§ WORK ORDER: From the records below, pull each line that has "true".

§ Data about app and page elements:
--- START ---

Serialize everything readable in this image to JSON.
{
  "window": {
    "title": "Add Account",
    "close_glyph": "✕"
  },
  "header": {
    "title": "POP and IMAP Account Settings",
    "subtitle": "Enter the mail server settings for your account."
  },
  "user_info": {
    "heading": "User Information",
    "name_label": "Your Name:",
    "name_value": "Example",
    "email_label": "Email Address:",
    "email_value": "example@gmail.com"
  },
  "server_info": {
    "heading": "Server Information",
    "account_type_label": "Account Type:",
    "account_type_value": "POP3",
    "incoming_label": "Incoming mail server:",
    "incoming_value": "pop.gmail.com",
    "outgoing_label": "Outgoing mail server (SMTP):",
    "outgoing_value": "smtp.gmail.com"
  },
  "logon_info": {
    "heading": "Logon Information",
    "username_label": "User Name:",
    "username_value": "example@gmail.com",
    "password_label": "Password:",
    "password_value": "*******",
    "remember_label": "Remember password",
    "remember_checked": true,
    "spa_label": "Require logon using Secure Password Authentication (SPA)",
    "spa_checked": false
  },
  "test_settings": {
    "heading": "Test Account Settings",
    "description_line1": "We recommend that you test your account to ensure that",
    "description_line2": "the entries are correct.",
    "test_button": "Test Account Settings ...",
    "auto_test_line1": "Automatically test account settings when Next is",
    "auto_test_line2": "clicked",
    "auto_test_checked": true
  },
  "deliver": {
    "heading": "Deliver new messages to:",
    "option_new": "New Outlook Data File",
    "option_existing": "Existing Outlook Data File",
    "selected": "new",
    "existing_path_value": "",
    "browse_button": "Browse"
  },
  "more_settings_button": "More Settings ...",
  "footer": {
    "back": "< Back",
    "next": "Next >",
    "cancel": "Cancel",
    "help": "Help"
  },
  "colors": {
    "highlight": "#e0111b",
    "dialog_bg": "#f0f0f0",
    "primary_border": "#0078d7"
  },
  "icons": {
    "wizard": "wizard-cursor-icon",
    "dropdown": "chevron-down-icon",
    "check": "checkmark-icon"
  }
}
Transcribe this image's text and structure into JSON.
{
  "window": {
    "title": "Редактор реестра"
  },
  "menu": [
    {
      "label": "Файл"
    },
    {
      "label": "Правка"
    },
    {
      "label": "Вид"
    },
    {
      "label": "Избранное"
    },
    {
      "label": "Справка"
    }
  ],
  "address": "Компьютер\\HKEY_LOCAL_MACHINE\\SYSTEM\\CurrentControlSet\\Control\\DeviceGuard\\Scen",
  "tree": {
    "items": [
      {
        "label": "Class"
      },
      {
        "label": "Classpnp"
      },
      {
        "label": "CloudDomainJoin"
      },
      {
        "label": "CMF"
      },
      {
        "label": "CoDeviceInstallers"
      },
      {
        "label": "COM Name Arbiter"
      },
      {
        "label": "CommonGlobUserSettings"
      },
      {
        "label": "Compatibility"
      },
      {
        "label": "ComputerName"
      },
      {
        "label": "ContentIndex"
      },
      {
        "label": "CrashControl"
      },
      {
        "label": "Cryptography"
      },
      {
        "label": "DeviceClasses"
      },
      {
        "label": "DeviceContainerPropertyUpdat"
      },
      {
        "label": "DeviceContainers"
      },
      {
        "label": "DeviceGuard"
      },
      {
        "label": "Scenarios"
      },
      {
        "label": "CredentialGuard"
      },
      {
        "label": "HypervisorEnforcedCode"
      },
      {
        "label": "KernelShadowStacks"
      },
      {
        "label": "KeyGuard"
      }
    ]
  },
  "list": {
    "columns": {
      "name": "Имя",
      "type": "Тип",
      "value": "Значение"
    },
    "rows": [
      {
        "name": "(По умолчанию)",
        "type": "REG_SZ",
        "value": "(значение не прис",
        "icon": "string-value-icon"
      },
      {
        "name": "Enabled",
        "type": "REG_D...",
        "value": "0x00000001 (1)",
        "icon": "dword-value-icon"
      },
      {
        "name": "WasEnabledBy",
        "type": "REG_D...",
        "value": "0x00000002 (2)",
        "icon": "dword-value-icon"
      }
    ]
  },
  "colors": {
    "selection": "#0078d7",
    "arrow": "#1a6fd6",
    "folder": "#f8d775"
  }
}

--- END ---

§ FINISHED EXERCISE:
    "remember_checked": true,
    "auto_test_checked": true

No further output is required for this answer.